To celebrate the The Great Dixter Cookbook: Recipes from an English Garden, Aaron Bertelsen, vegetable gardener and cook at Great Dixter in East Sussex, shares three of his favourite vegetables and excellent tips on how to grow them.
I'm often asked what is my favourite vegetable. These days I answer confidently: beetroot. I was a rather late convert, but now that I have seen the light, I love beetroot more and more.
Each year I grow it I find something new to do with it - not just the roots, but the leaves and seed tops too. With its sweet, earthy flavour, it makes a great alternative to potatoes, with less bulk, and the added bonus of that amazing colour livening up the plate.
As if I needed another reason to love it, beetroot is very easy to grow. Provided you get the spacing right and keep them well watered, you should have no trouble getting a good crop. Sow once in early spring and again in late spring for a supply of beetroot throughout the season. You can either wait until the soil temperature reaches at least 7.5°C/45.5ºF) or, if you are as impatient for beetroot as I am, you can sow under fleece.
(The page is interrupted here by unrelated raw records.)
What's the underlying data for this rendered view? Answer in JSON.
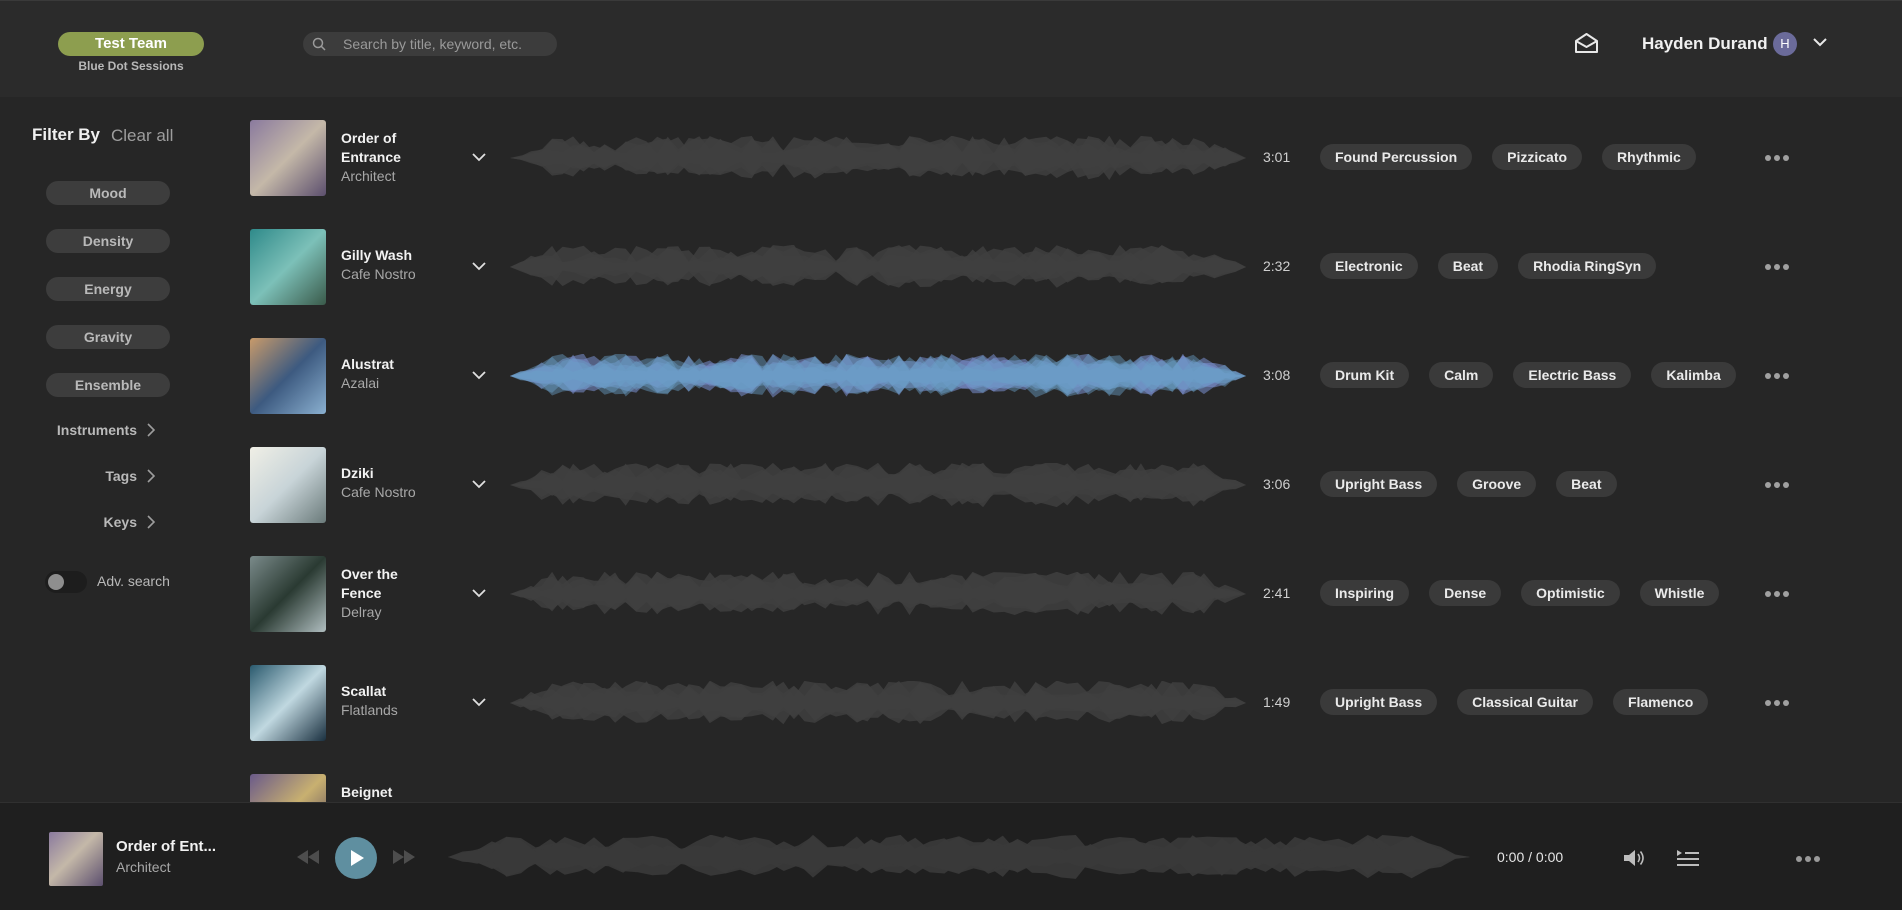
{
  "header": {
    "team_label": "Test Team",
    "team_sub": "Blue Dot Sessions",
    "search_placeholder": "Search by title, keyword, etc.",
    "user_name": "Hayden Durand",
    "avatar_initial": "H"
  },
  "sidebar": {
    "filter_title": "Filter By",
    "clear_all": "Clear all",
    "filters": [
      "Mood",
      "Density",
      "Energy",
      "Gravity",
      "Ensemble"
    ],
    "expandables": [
      "Instruments",
      "Tags",
      "Keys"
    ],
    "adv_search": "Adv. search",
    "adv_search_enabled": false
  },
  "tracks": [
    {
      "title": "Order of Entrance",
      "artist": "Architect",
      "duration": "3:01",
      "tags": [
        "Found Percussion",
        "Pizzicato",
        "Rhythmic"
      ],
      "active": false,
      "art": [
        "#8a7a9e",
        "#c4b8a8",
        "#5c4f6e"
      ]
    },
    {
      "title": "Gilly Wash",
      "artist": "Cafe Nostro",
      "duration": "2:32",
      "tags": [
        "Electronic",
        "Beat",
        "Rhodia RingSyn"
      ],
      "active": false,
      "art": [
        "#2f8a8a",
        "#7cc0b8",
        "#3a5a4a"
      ]
    },
    {
      "title": "Alustrat",
      "artist": "Azalai",
      "duration": "3:08",
      "tags": [
        "Drum Kit",
        "Calm",
        "Electric Bass",
        "Kalimba"
      ],
      "active": true,
      "art": [
        "#c89a6a",
        "#3d5a80",
        "#8ab0d0"
      ]
    },
    {
      "title": "Dziki",
      "artist": "Cafe Nostro",
      "duration": "3:06",
      "tags": [
        "Upright Bass",
        "Groove",
        "Beat"
      ],
      "active": false,
      "art": [
        "#f0efe6",
        "#c8d4d8",
        "#6a7a7a"
      ]
    },
    {
      "title": "Over the Fence",
      "artist": "Delray",
      "duration": "2:41",
      "tags": [
        "Inspiring",
        "Dense",
        "Optimistic",
        "Whistle"
      ],
      "active": false,
      "art": [
        "#7a8a8a",
        "#2a3a32",
        "#b0bec0"
      ]
    },
    {
      "title": "Scallat",
      "artist": "Flatlands",
      "duration": "1:49",
      "tags": [
        "Upright Bass",
        "Classical Guitar",
        "Flamenco"
      ],
      "active": false,
      "art": [
        "#2a5a6e",
        "#c0d8e0",
        "#1a3040"
      ]
    },
    {
      "title": "Beignet Interlude",
      "artist": "",
      "duration": "",
      "tags": [],
      "active": false,
      "art": [
        "#6a5a8a",
        "#c8b070",
        "#4a3a5a"
      ]
    }
  ],
  "player": {
    "title": "Order of Ent...",
    "artist": "Architect",
    "time": "0:00 / 0:00"
  },
  "colors": {
    "team_pill": "#8d9e4f",
    "play_button": "#5f8fa0",
    "wave_idle": "#3f3f3f",
    "wave_active": "#7a8fd0"
  },
  "icons": [
    "search-icon",
    "mail-icon",
    "chevron-down-icon",
    "chevron-right-icon",
    "more-icon",
    "rewind-icon",
    "play-icon",
    "fast-forward-icon",
    "volume-icon",
    "queue-icon"
  ]
}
Just 3-4 days of insulation should be enough to get it going. Beetroot should be sown direct and then thinned to the correct spacing - about 8-10 cm/3-4 inches between the plants.
I like to start harvesting them once they get to the size of a golf ball. They are fresher and taste sweeter, by this stage I really can't wait any longer to get a beetroot on to my plate. Picking them small is also another good way of thinning the crop.
Beet leaves are wonderful too and will give a real lift to a simple salad. You can leave beetroot in the ground over the winter and it will continue to produce new leaves.
2. Globe Artichokes
This noble-looking architectural plant brings drama and style to the garden, will grow well and look beautiful in pots too. I grow opium poppies with my artichokes, and the combination of the silky petals with the silvery, spiky foliage is stunning and adds interest to the vegetable plot in late spring.
Of course, I do not grow artichokes for their good looks alone. Cut small and young, as the scales begin to open and before the choke starts to develop, the buds make a perfect starter. The young stems can be eaten too, just as you would with cardoons.
I inherited the plants at Great Dixter, but if you are starting from scratch, the best thing to do is ask someone who grows them to let you have some slips in the spring. The plants should be dug up and split every two or three years anyway to keep them fresh and encourage them to carry on producing buds.
Splitting should be done as the soil starts to warm up, when the plants are developing new roots. Lift the whole thing, and look for the growth points around the edge. Using a sharp knife, cut off small sections with about three leaves and a healthy section of white root.
Plant the slips in late spring, 90 cm/3ft apart, with 90 cm/3ft between each row. The new slips will fruit the same year, but not until later in the season.
As artichoke plants look so robust, it is tempting to neglect them, but they will need watering well throughout the summer to keep the buds moist and good to eat and the foliage looking perky. In the autumn, I mulch them with a layer of compost a few centimetres deep to protect the roots from the worst of the winter weather.
Pumpkins are fast becoming one of my favourite vegetables to grow. With their dramatic foliage and great yellow trumpet blossoms, they are so exciting to look at, and you never know quite how the pumpkins themselves will turn out, nor how big they will grow, which adds a frisson to the whole venture. They are also quite forgiving, provided you start with good soil.
We are very lucky at Great Dixter to be able to grow our pumpkins on large compost heaps. They do look wonderful as they start to spill down the sides and on to the grass, and even up and over the hedge and into the garden itself.
We seem to get the best results from sowing the seed in 12.5-cm/5-inch pots in early spring and keeping them under glass, so the plants are good and strong by the time they are planted out. Again, you must wait until the nights have warmed up.
The young plants will need plenty of space - allow 90 cm/3 ft between them - and plenty of water to get them settled in. The other essential is organic slug pellets: the compost heaps are like a luxury hotel for slugs and if you are not on your guard, they will thank you politely for serving them such a gourmet dinner and tuck in.
If you are not lucky enough to have compost heaps to grow your pumpkins, you will need a good rich soil. Start planning the previous winter, and dig plenty of really well rotted horse muck or mushroom compost into the area where you plan to put your pumpkins.
Wherever your pumpkins are growing, leave them outside as long as possible to toughen up - although you will need to keep an eye out for rats as winter approaches, and you must bring them in before the first frost. When you harvest them, leave the stalks on for as long as you can as this is where the rot will begin. I must admit I find it quite difficult to eat my pumpkins as they are so beautiful. This is also the reason why I store them on the windowsill, but any cool, dry place will do.
Copy taken from by Aaron Bertelsen (Phaidon, £24.95)